WHAT YOU NEED TO DO: Begin with the line holding "What's the underlying", then print every line after it through the end of the data, exactly and with nothing added.

Items listed in a dataset:
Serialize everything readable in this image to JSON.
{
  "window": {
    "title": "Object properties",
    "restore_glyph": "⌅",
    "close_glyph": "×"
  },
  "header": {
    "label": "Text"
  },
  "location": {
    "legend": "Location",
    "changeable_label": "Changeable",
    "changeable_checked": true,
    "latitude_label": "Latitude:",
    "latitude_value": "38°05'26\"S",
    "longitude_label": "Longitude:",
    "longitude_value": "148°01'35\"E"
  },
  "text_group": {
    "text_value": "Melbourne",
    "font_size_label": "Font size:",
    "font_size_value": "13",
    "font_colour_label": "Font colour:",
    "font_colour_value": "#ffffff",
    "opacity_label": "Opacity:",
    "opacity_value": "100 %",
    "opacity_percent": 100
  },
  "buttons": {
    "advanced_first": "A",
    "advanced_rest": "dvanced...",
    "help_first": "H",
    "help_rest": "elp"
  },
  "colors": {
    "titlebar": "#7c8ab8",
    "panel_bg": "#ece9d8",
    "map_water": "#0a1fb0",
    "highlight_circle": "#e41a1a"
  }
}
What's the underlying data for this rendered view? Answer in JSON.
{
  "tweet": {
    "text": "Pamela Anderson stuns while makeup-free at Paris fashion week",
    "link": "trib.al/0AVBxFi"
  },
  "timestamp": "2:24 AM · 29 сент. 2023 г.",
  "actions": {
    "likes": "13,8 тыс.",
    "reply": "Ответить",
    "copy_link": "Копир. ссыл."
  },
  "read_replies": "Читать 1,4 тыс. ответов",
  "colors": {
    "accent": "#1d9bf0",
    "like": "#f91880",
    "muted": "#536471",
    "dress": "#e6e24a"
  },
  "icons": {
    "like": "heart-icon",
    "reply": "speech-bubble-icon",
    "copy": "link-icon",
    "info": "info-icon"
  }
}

EXERCISE OUTPUT:
What's the underlying data for this rendered view? Answer in JSON.
{
  "tweet": {
    "text": "Pamela Anderson stuns while makeup-free at Paris fashion week",
    "link": "trib.al/0AVBxFi"
  },
  "timestamp": "2:24 AM · 29 сент. 2023 г.",
  "actions": {
    "likes": "13,8 тыс.",
    "reply": "Ответить",
    "copy_link": "Копир. ссыл."
  },
  "read_replies": "Читать 1,4 тыс. ответов",
  "colors": {
    "accent": "#1d9bf0",
    "like": "#f91880",
    "muted": "#536471",
    "dress": "#e6e24a"
  },
  "icons": {
    "like": "heart-icon",
    "reply": "speech-bubble-icon",
    "copy": "link-icon",
    "info": "info-icon"
  }
}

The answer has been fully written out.